#### [Task goal]
Check each line of the data for "your", and copy the ones that have it.

#### [Items from a data source]
.....

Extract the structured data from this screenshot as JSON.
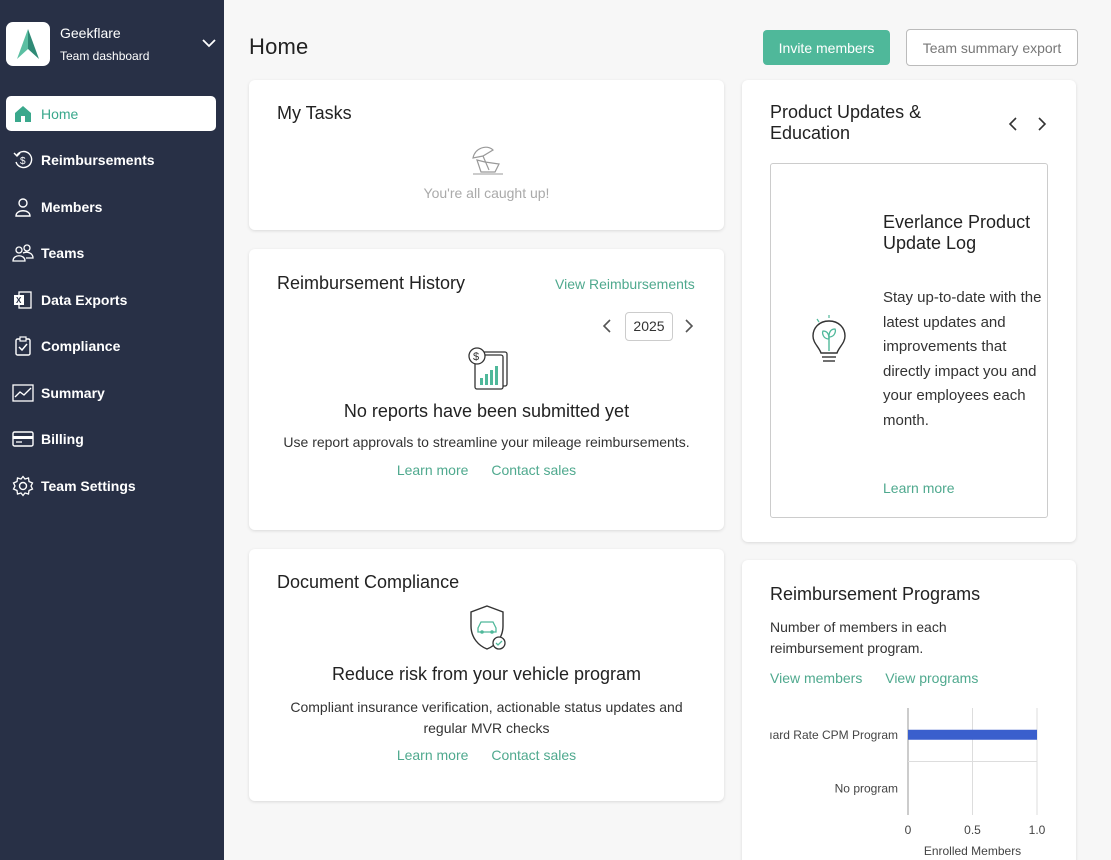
{
  "brand": {
    "name": "Geekflare",
    "subtitle": "Team dashboard"
  },
  "nav": [
    {
      "label": "Home",
      "icon": "home-icon",
      "active": true
    },
    {
      "label": "Reimbursements",
      "icon": "reimbursement-icon",
      "active": false
    },
    {
      "label": "Members",
      "icon": "member-icon",
      "active": false
    },
    {
      "label": "Teams",
      "icon": "teams-icon",
      "active": false
    },
    {
      "label": "Data Exports",
      "icon": "excel-icon",
      "active": false
    },
    {
      "label": "Compliance",
      "icon": "clipboard-check-icon",
      "active": false
    },
    {
      "label": "Summary",
      "icon": "chart-line-icon",
      "active": false
    },
    {
      "label": "Billing",
      "icon": "credit-card-icon",
      "active": false
    },
    {
      "label": "Team Settings",
      "icon": "gear-icon",
      "active": false
    }
  ],
  "header": {
    "title": "Home",
    "invite_label": "Invite members",
    "export_label": "Team summary export"
  },
  "tasks": {
    "title": "My Tasks",
    "empty_text": "You're all caught up!"
  },
  "history": {
    "title": "Reimbursement History",
    "view_link": "View Reimbursements",
    "year": "2025",
    "empty_title": "No reports have been submitted yet",
    "empty_body": "Use report approvals to streamline your mileage reimbursements.",
    "learn_more": "Learn more",
    "contact_sales": "Contact sales"
  },
  "compliance": {
    "title": "Document Compliance",
    "headline": "Reduce risk from your vehicle program",
    "body_line1": "Compliant insurance verification, actionable status updates and",
    "body_line2": "regular MVR checks",
    "learn_more": "Learn more",
    "contact_sales": "Contact sales"
  },
  "updates": {
    "title_line1": "Product Updates &",
    "title_line2": "Education",
    "card_title": "Everlance Product Update Log",
    "card_body": "Stay up-to-date with the latest updates and improvements that directly impact you and your employees each month.",
    "learn_more": "Learn more"
  },
  "programs": {
    "title": "Reimbursement Programs",
    "desc_line1": "Number of members in each",
    "desc_line2": "reimbursement program.",
    "view_members": "View members",
    "view_programs": "View programs"
  },
  "colors": {
    "accent": "#4fb89a",
    "sidebar": "#283046",
    "bar": "#3a5fcd"
  },
  "chart_data": {
    "type": "bar",
    "orientation": "horizontal",
    "categories": [
      "Standard Rate CPM Program",
      "No program"
    ],
    "category_labels_visible": [
      "ıard Rate CPM Program",
      "No program"
    ],
    "values": [
      1,
      0
    ],
    "xlabel": "Enrolled Members",
    "xticks": [
      "0",
      "0.5",
      "1.0"
    ],
    "xlim": [
      0,
      1
    ],
    "grid": true
  }
}
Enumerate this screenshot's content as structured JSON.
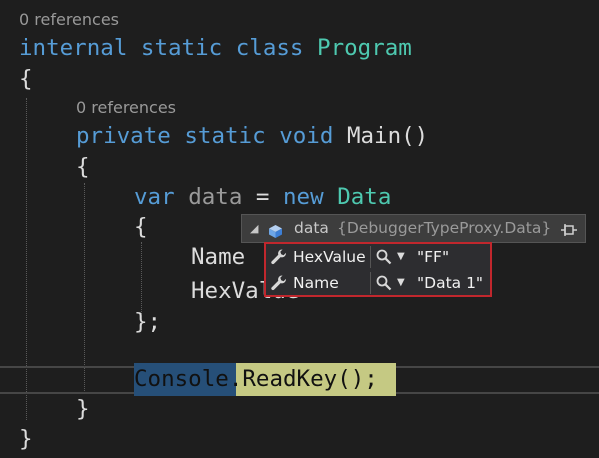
{
  "code_lens": {
    "class_refs": "0 references",
    "method_refs": "0 references"
  },
  "code": {
    "internal": "internal",
    "static1": "static",
    "class": "class",
    "class_name": "Program",
    "open_brace1": "{",
    "private": "private",
    "static2": "static",
    "void": "void",
    "method_sig": "Main()",
    "open_brace2": "{",
    "var": "var",
    "data_var": "data",
    "equals": "=",
    "new": "new",
    "data_type": "Data",
    "open_brace3": "{",
    "name_prop": "Name",
    "hexvalue_prop": "HexValue",
    "close_init": "};",
    "console": "Console",
    "readkey": ".ReadKey();",
    "close_brace2": "}",
    "close_brace1": "}"
  },
  "datatip": {
    "expander_glyph": "◢",
    "variable_name": "data",
    "variable_value": "{DebuggerTypeProxy.Data}",
    "items": [
      {
        "name": "HexValue",
        "value": "\"FF\""
      },
      {
        "name": "Name",
        "value": "\"Data 1\""
      }
    ],
    "dropdown_glyph": "▼"
  },
  "colors": {
    "background": "#1e1e1e",
    "keyword": "#569cd6",
    "type": "#4ec9b0",
    "text": "#dcdcdc",
    "selection": "#264f78",
    "highlight": "#c5c983",
    "datatip_border": "#c1272d"
  },
  "icons": {
    "object": "object-icon",
    "pin": "pin-icon",
    "property": "wrench-icon",
    "visualizer": "magnifier-icon"
  }
}
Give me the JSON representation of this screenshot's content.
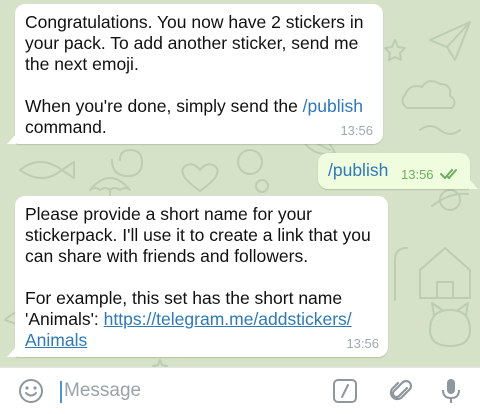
{
  "messages": [
    {
      "direction": "incoming",
      "lines": [
        "Congratulations. You now have 2 stickers in",
        "your pack. To add another sticker, send me",
        "the next emoji."
      ],
      "line2_prefix": "When you're done, simply send the ",
      "line2_cmd": "/publish",
      "line3": "command.",
      "time": "13:56"
    },
    {
      "direction": "outgoing",
      "text": "/publish",
      "time": "13:56",
      "status_icon": "double-check-icon"
    },
    {
      "direction": "incoming",
      "lines": [
        "Please provide a short name for your",
        "stickerpack. I'll use it to create a link that you",
        "can share with friends and followers."
      ],
      "example_prefix": "For example, this set has the short name",
      "example_label": "'Animals': ",
      "link_part1": "https://telegram.me/addstickers/",
      "link_part2": "Animals",
      "time": "13:56"
    }
  ],
  "composer": {
    "placeholder": "Message",
    "icons": [
      "emoji-icon",
      "bot-command-icon",
      "attach-icon",
      "microphone-icon"
    ]
  },
  "colors": {
    "chat_background": "#d6e2c8",
    "incoming_bubble": "#ffffff",
    "outgoing_bubble": "#effdde",
    "link": "#2e79b6",
    "read_check": "#6cae5e"
  }
}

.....

#### [Answer space]
    "empty_body": "Use report approvals to streamline your mileage reimbursements.",
    "headline": "Reduce risk from your vehicle program",
    "card_body": "Stay up-to-date with the latest updates and improvements that directly impact you and your employees each month.",
        "your pack. To add another sticker, send me",
        "Please provide a short name for your",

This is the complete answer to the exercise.